Battlebits2 - Fortego | Fortego Battlebits2 - Fortego


January 19, 2017
Embedded Software Engineering

The new and improved Battlebits!

After the excitement and success of the original Battlebits, we decided to take it to the next level for Shmoocon 2017! We went all out and built a new, more challenging arcade version of Battlebits. The look and feel as well as the game play and the backend of Battlebits changed to form Battlebits2. Basically, Battlebits2 is an entirely new game other than the one thing that remained the same; the main purpose of the game is still converting hex to binary.

Battlebits2 is a significant enhancement over the original Battlebits and a complete change of gameplay. The new version is played on an arcade box and is a head to head matchup of two players. The players compete in a pong style game bouncing bytes back and forth by entering the correct binary conversion for each byte. If a player does not enter the conversion correctly in time, the byte will smash their stack. Once a player’s stack is completely destroyed, the opponent will win the game! The game screen is pictured below with some of the mentioned features highlighted.

Battlebits 2 Gameplay

The gameplay follows the pong idea in that the players must move their player left and right to align in the appropriate column. Once in the column they must enter the correct byte value in order to bounce it back at their opponent. Players are only able to bounce bytes that are heading toward their stack. Watch out! The speed of the byte increases with every successive bounce! In addition to the bouncing bytes, players have powerups that will allow a certain advantage over their opponent.
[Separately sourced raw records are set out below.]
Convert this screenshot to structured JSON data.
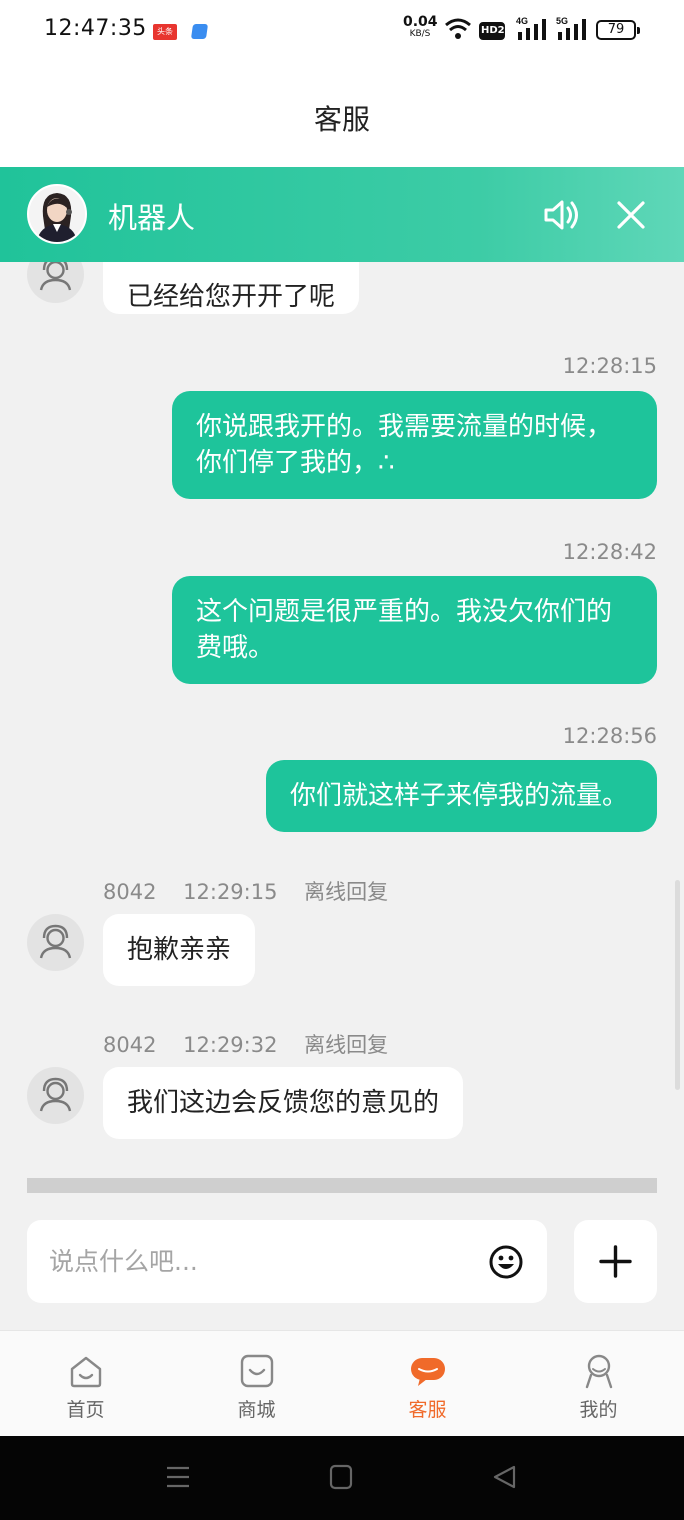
{
  "status_bar": {
    "time": "12:47:35",
    "notification_badge": "头条",
    "net_speed_value": "0.04",
    "net_speed_unit": "KB/S",
    "hd_label": "HD2",
    "signal_1_label": "4G",
    "signal_2_label": "5G",
    "battery": "79"
  },
  "header": {
    "title": "客服"
  },
  "robot_bar": {
    "name": "机器人"
  },
  "messages": [
    {
      "from": "agent",
      "text": "已经给您开开了呢"
    },
    {
      "from": "user",
      "time": "12:28:15",
      "lines": [
        "你说跟我开的。我需要流量的时候，",
        "你们停了我的，∴"
      ]
    },
    {
      "from": "user",
      "time": "12:28:42",
      "lines": [
        "这个问题是很严重的。我没欠你们的",
        "费哦。"
      ]
    },
    {
      "from": "user",
      "time": "12:28:56",
      "lines": [
        "你们就这样子来停我的流量。"
      ]
    },
    {
      "from": "agent",
      "agent_id": "8042",
      "time": "12:29:15",
      "status": "离线回复",
      "text": "抱歉亲亲"
    },
    {
      "from": "agent",
      "agent_id": "8042",
      "time": "12:29:32",
      "status": "离线回复",
      "text": "我们这边会反馈您的意见的"
    }
  ],
  "input": {
    "placeholder": "说点什么吧..."
  },
  "tabs": [
    {
      "label": "首页",
      "icon": "home-icon"
    },
    {
      "label": "商城",
      "icon": "shop-icon"
    },
    {
      "label": "客服",
      "icon": "chat-bubble-icon",
      "active": true
    },
    {
      "label": "我的",
      "icon": "profile-icon"
    }
  ],
  "colors": {
    "accent_green": "#1ec49b",
    "active_tab": "#f06a2a",
    "background": "#f1f1f1"
  }
}
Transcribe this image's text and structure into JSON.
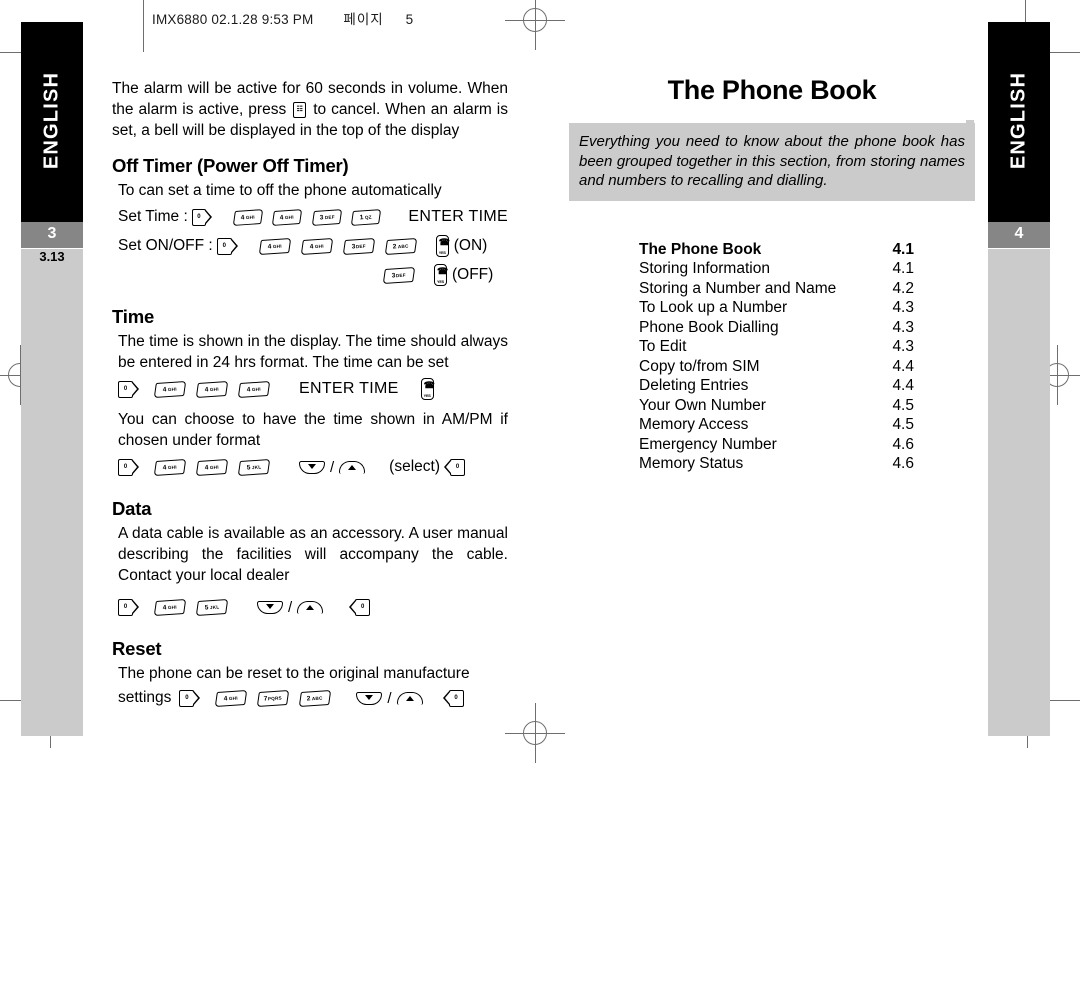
{
  "print_header": {
    "file": "IMX6880  02.1.28 9:53 PM",
    "page_label": "페이지",
    "page_number": "5"
  },
  "left_page": {
    "tab_label": "ENGLISH",
    "page_number": "3",
    "section_number": "3.13",
    "alarm_paragraph_1": "The alarm will be active for 60 seconds in volume. When the alarm is active, press",
    "alarm_paragraph_2": "to cancel.  When an alarm is set, a bell will be displayed in the top of the display",
    "sections": [
      {
        "heading": "Off Timer (Power Off Timer)",
        "body": "To can set a time to off the phone automatically"
      },
      {
        "heading": "Time",
        "body": "The time is shown in the display. The time should always be entered in 24 hrs format. The time can be set",
        "body2": "You can choose to have the time shown in AM/PM if chosen under format"
      },
      {
        "heading": "Data",
        "body": "A data cable is available as an accessory. A user manual describing the facilities will accompany the cable. Contact your local dealer"
      },
      {
        "heading": "Reset",
        "body": "The phone can be reset to the original manufacture",
        "body_tail": "settings"
      }
    ],
    "key_labels": {
      "set_time": "Set Time :",
      "set_onoff": "Set ON/OFF :",
      "enter_time": "ENTER TIME",
      "on": "(ON)",
      "off": "(OFF)",
      "select": "(select)",
      "slash": "/"
    },
    "keys": {
      "menu": "menu-key",
      "select": "select-key",
      "call": "call-key",
      "cancel": "cancel-key",
      "arrow_down": "nav-down-key",
      "arrow_up": "nav-up-key",
      "num1": {
        "digit": "1",
        "letters": "QZ"
      },
      "num2": {
        "digit": "2",
        "letters": "ABC"
      },
      "num3": {
        "digit": "3",
        "letters": "DEF"
      },
      "num4": {
        "digit": "4",
        "letters": "GHI"
      },
      "num5": {
        "digit": "5",
        "letters": "JKL"
      },
      "num7": {
        "digit": "7",
        "letters": "PQRS"
      }
    }
  },
  "right_page": {
    "tab_label": "ENGLISH",
    "page_number": "4",
    "title": "The Phone Book",
    "intro": "Everything you need to know about the phone book has been grouped together in this section, from storing names and numbers to recalling and dialling.",
    "toc": [
      {
        "label": "The Phone Book",
        "page": "4.1",
        "bold": true
      },
      {
        "label": "Storing Information",
        "page": "4.1"
      },
      {
        "label": "Storing a Number and Name",
        "page": "4.2"
      },
      {
        "label": "To Look up a Number",
        "page": "4.3"
      },
      {
        "label": "Phone Book Dialling",
        "page": "4.3"
      },
      {
        "label": "To Edit",
        "page": "4.3"
      },
      {
        "label": "Copy to/from SIM",
        "page": "4.4"
      },
      {
        "label": "Deleting Entries",
        "page": "4.4"
      },
      {
        "label": "Your Own Number",
        "page": "4.5"
      },
      {
        "label": "Memory Access",
        "page": "4.5"
      },
      {
        "label": "Emergency Number",
        "page": "4.6"
      },
      {
        "label": "Memory Status",
        "page": "4.6"
      }
    ]
  },
  "colors": {
    "tab_black": "#000000",
    "page_band_gray": "#868686",
    "panel_gray": "#cbcbcb",
    "regmark_gray": "#6e6e6e"
  }
}
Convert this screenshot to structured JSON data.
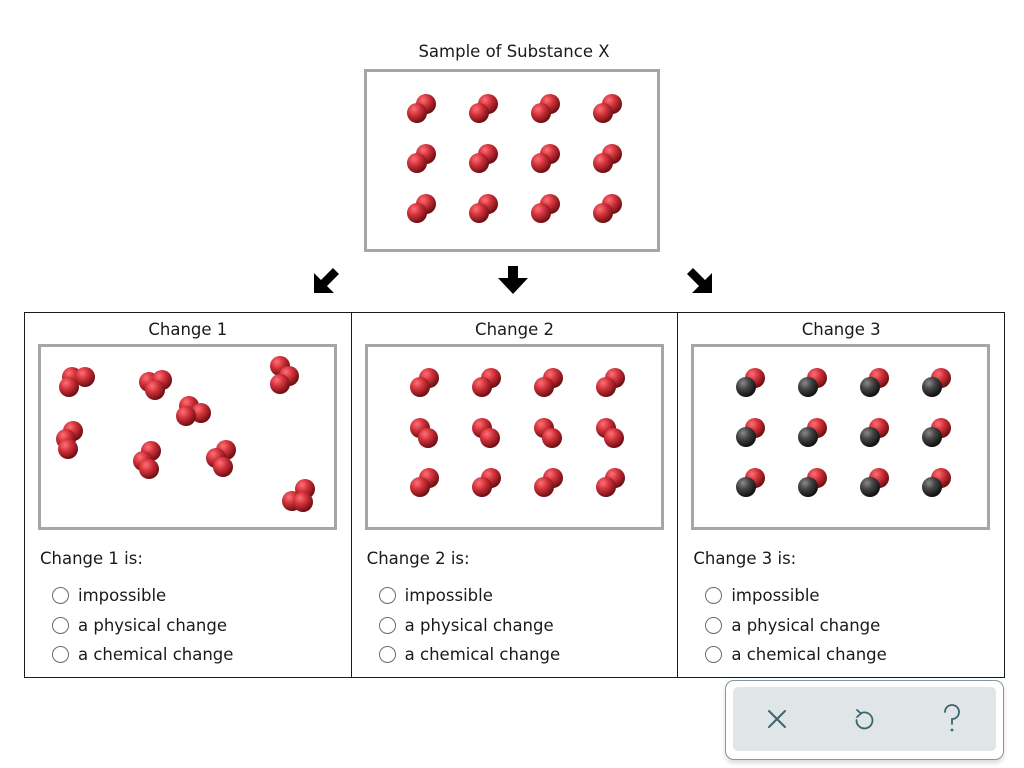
{
  "sample": {
    "title": "Sample of Substance X",
    "molecule": "diatomic-red",
    "count": 12
  },
  "arrows": [
    "arrow-down-left",
    "arrow-down",
    "arrow-down-right"
  ],
  "changes": [
    {
      "title": "Change 1",
      "question": "Change 1 is:",
      "molecule": "triatomic-red",
      "count": 8,
      "options": [
        "impossible",
        "a physical change",
        "a chemical change"
      ]
    },
    {
      "title": "Change 2",
      "question": "Change 2 is:",
      "molecule": "diatomic-red",
      "count": 12,
      "options": [
        "impossible",
        "a physical change",
        "a chemical change"
      ]
    },
    {
      "title": "Change 3",
      "question": "Change 3 is:",
      "molecule": "diatomic-black-red",
      "count": 12,
      "options": [
        "impossible",
        "a physical change",
        "a chemical change"
      ]
    }
  ],
  "toolbar": {
    "close_label": "×",
    "undo_label": "undo",
    "help_label": "?"
  },
  "colors": {
    "red_atom": "#c0282e",
    "black_atom": "#3a3a3a",
    "box_border": "#a6a6a6",
    "toolbar_bg": "#e0e6e8",
    "toolbar_icon": "#3d6470"
  }
}
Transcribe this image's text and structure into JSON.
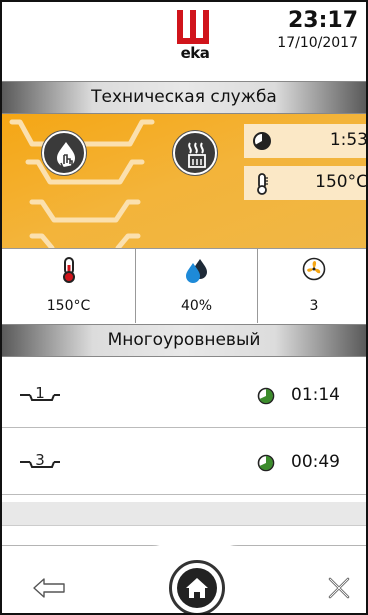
{
  "header": {
    "brand": "eka",
    "time": "23:17",
    "date": "17/10/2017"
  },
  "service_title": "Техническая служба",
  "process": {
    "timer": "1:53",
    "temperature": "150°C"
  },
  "stats": [
    {
      "icon": "thermometer-icon",
      "value": "150°C"
    },
    {
      "icon": "humidity-icon",
      "value": "40%"
    },
    {
      "icon": "fan-icon",
      "value": "3"
    }
  ],
  "mode_title": "Многоуровневый",
  "shelves": [
    {
      "level": "1",
      "time": "01:14"
    },
    {
      "level": "3",
      "time": "00:49"
    }
  ],
  "colors": {
    "brand_red": "#d0141b",
    "panel_orange": "#f5a614",
    "status_green": "#3c8c2c"
  }
}
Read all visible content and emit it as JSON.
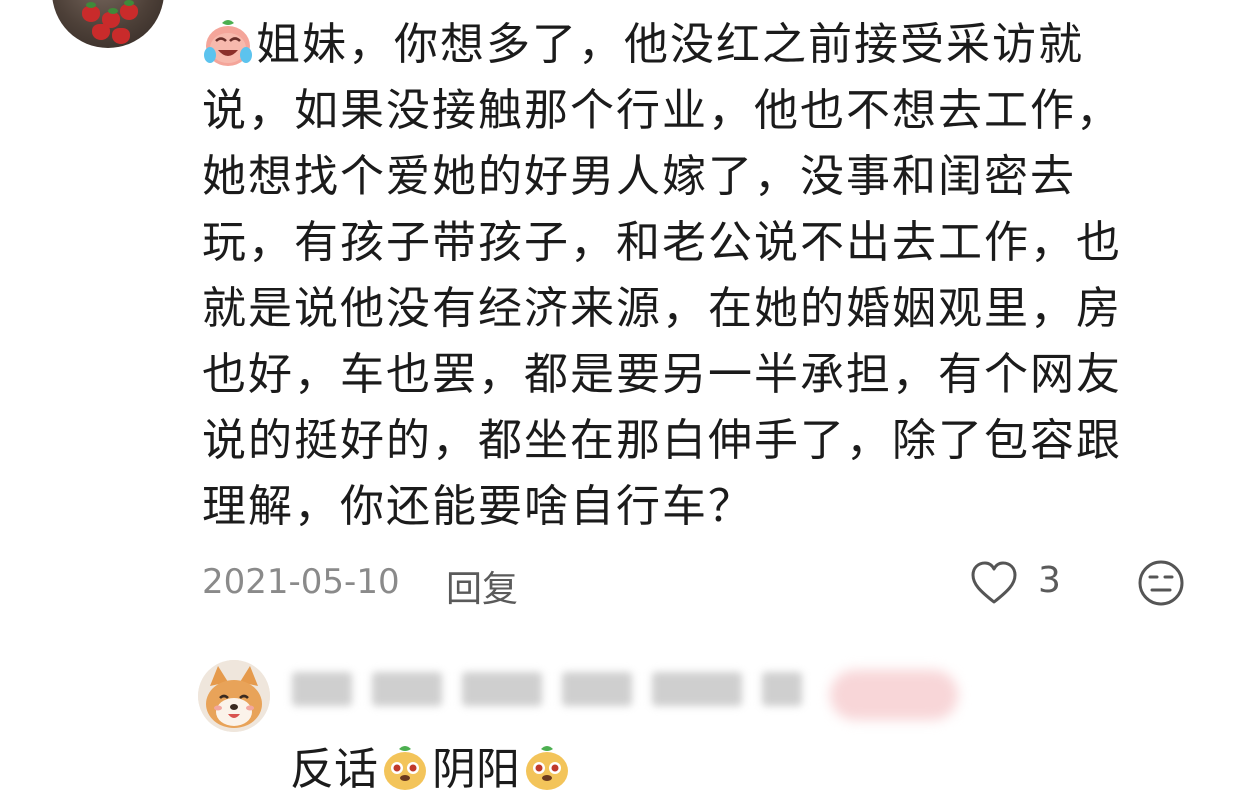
{
  "comment": {
    "lines": [
      "姐妹，你想多了，他没红之前接受采访就",
      "说，如果没接触那个行业，他也不想去工作，",
      "她想找个爱她的好男人嫁了，没事和闺密去",
      "玩，有孩子带孩子，和老公说不出去工作，也",
      "就是说他没有经济来源，在她的婚姻观里，房",
      "也好，车也罢，都是要另一半承担，有个网友",
      "说的挺好的，都坐在那白伸手了，除了包容跟",
      "理解，你还能要啥自行车？"
    ],
    "leading_emoji": "crying-laugh-emoji",
    "date": "2021-05-10",
    "reply_label": "回复",
    "like_count": "3",
    "like_icon": "heart-outline-icon",
    "dislike_icon": "dislike-face-icon"
  },
  "reply": {
    "author_avatar": "shiba-dog-avatar",
    "text_part1": "反话",
    "text_part2": "阴阳",
    "emoji": "doge-emoji"
  }
}
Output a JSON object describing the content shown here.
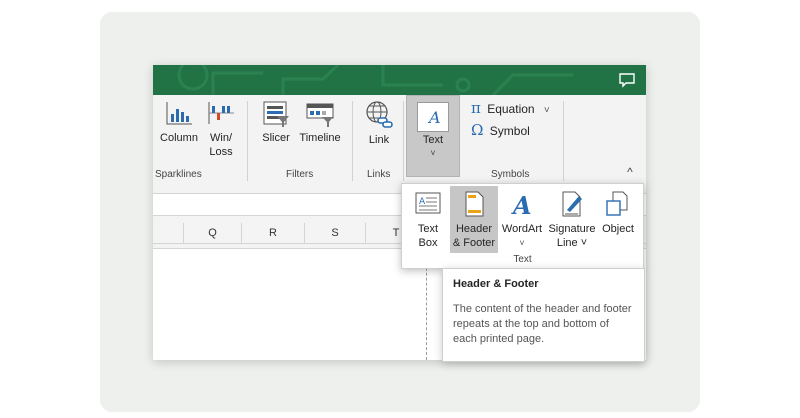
{
  "ribbon": {
    "sparklines": {
      "group_label": "Sparklines",
      "column_label": "Column",
      "winloss_label_1": "Win/",
      "winloss_label_2": "Loss"
    },
    "filters": {
      "group_label": "Filters",
      "slicer_label": "Slicer",
      "timeline_label": "Timeline"
    },
    "links": {
      "group_label": "Links",
      "link_label": "Link"
    },
    "text": {
      "button_label": "Text",
      "chevron": "˅"
    },
    "symbols": {
      "group_label": "Symbols",
      "equation_label": "Equation",
      "equation_icon": "π",
      "symbol_label": "Symbol",
      "symbol_icon": "Ω",
      "chevron": "˅"
    },
    "collapse_icon": "^"
  },
  "columns": [
    "Q",
    "R",
    "S",
    "T"
  ],
  "text_dropdown": {
    "group_label": "Text",
    "items": [
      {
        "line1": "Text",
        "line2": "Box",
        "icon": "text-box-icon"
      },
      {
        "line1": "Header",
        "line2": "& Footer",
        "icon": "header-footer-icon",
        "selected": true
      },
      {
        "line1": "WordArt",
        "line2": "˅",
        "icon": "wordart-icon"
      },
      {
        "line1": "Signature",
        "line2": "Line ˅",
        "icon": "signature-line-icon"
      },
      {
        "line1": "Object",
        "line2": "",
        "icon": "object-icon"
      }
    ]
  },
  "tooltip": {
    "title": "Header & Footer",
    "description": "The content of the header and footer repeats at the top and bottom of each printed page."
  },
  "colors": {
    "titlebar": "#217346",
    "ribbon_bg": "#f3f3f3",
    "selected_bg": "#c6c6c6",
    "accent_blue": "#2b6cb0"
  }
}
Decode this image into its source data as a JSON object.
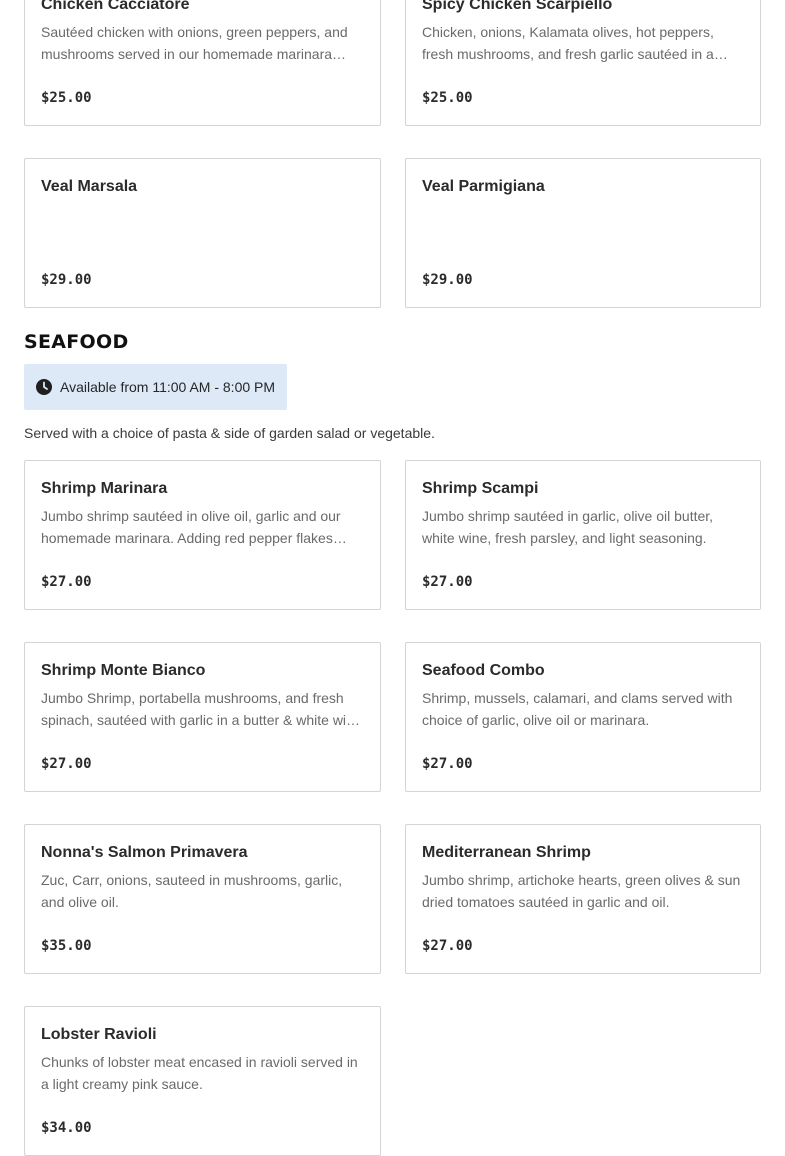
{
  "top_items": [
    {
      "name": "Chicken Cacciatore",
      "description": "Sautéed chicken with onions, green peppers, and mushrooms served in our homemade marinara sauce.",
      "price": "$25.00"
    },
    {
      "name": "Spicy Chicken Scarpiello",
      "description": "Chicken, onions, Kalamata olives, hot peppers, fresh mushrooms, and fresh garlic sautéed in a spicy sauce.",
      "price": "$25.00"
    },
    {
      "name": "Veal Marsala",
      "description": "",
      "price": "$29.00"
    },
    {
      "name": "Veal Parmigiana",
      "description": "",
      "price": "$29.00"
    }
  ],
  "seafood": {
    "heading": "SEAFOOD",
    "availability": "Available from 11:00 AM - 8:00 PM",
    "note": "Served with a choice of pasta & side of garden salad or vegetable.",
    "items": [
      {
        "name": "Shrimp Marinara",
        "description": "Jumbo shrimp sautéed in olive oil, garlic and our homemade marinara. Adding red pepper flakes upon request.",
        "price": "$27.00"
      },
      {
        "name": "Shrimp Scampi",
        "description": "Jumbo shrimp sautéed in garlic, olive oil butter, white wine, fresh parsley, and light seasoning.",
        "price": "$27.00"
      },
      {
        "name": "Shrimp Monte Bianco",
        "description": "Jumbo Shrimp, portabella mushrooms, and fresh spinach, sautéed with garlic in a butter & white wine sauce.",
        "price": "$27.00"
      },
      {
        "name": "Seafood Combo",
        "description": "Shrimp, mussels, calamari, and clams served with choice of garlic, olive oil or marinara.",
        "price": "$27.00"
      },
      {
        "name": "Nonna's Salmon Primavera",
        "description": "Zuc, Carr, onions, sauteed in mushrooms, garlic, and olive oil.",
        "price": "$35.00"
      },
      {
        "name": "Mediterranean Shrimp",
        "description": "Jumbo shrimp, artichoke hearts, green olives & sun dried tomatoes sautéed in garlic and oil.",
        "price": "$27.00"
      },
      {
        "name": "Lobster Ravioli",
        "description": "Chunks of lobster meat encased in ravioli served in a light creamy pink sauce.",
        "price": "$34.00"
      }
    ]
  },
  "icons": {
    "clock": "clock-icon"
  },
  "colors": {
    "availability_background": "#dde9f7",
    "card_border": "#d4d4d4",
    "description_text": "#6a6a6a"
  }
}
In total we designed 5 power-ups, 2 of which are given to the players at the start, and the other 3 can be collected through gameplay. The first 2 powers, which are given at the start of the game, are more useful to save the player in stressful situations. The first power-up shoots a missile at the byte, changing its direction, just incase a player is running out of time to solve the byte. The second powerup will slow down the speed of the byte. As bytes are continued to be solved, they will increase in speed, this is just one way to help the player out. The player should only use these two power-ups if desperate. They are only given at the start and aren’t available to be collected during the game

The other three power-ups are given to the player when he solves byte that is flashing. One of the target bytes is randomly assigned to contain a powerup, and when it does it will start to flash. There are two offensive power-ups and one defensive one, there is a small time restriction after each power-up that will prevent a player from using all of their power-ups at once. The defensive one, when activated will solve half of the byte for you, or effectively the first nibble. This makes it easier for the player, as they only need to configure 4 bits, which is really helpful towards the end of the game.

The next two power ups affect the opposing player. At the start of selecting a byte to solve, the byte is all zeros, and the player must toggle the necessary bits to a one. One of the power-ups will invert the starting bits. So instead of toggling the appropriate bits to a logical one, they must be toggled to a logical zero. The other power-up will swap the endianness of the bit. So as opposed to starting big-endian, where the cursor is only the most significant bit and moving to the right to the lease, the byte is now swapped to little-endian and must be solved going from least to most significant bit.

Battlebits2 is similar to the original Battlebits in that it is built from IoT components but in this version the components are not networked. The game is a standalone piece of software written in python using the pygame library. All of this is implemented on a Raspberry Pi, and encased in the arcade box. The limited capabilities of the Pi made it necessary for us to optimize the python code in order to improve the speed and experience of gameplay. Soon, we will have another blog post detailing how you can build your own arcade using the same materials and processes we used to build Battlebits! The code is open source the code so stay tuned for that update!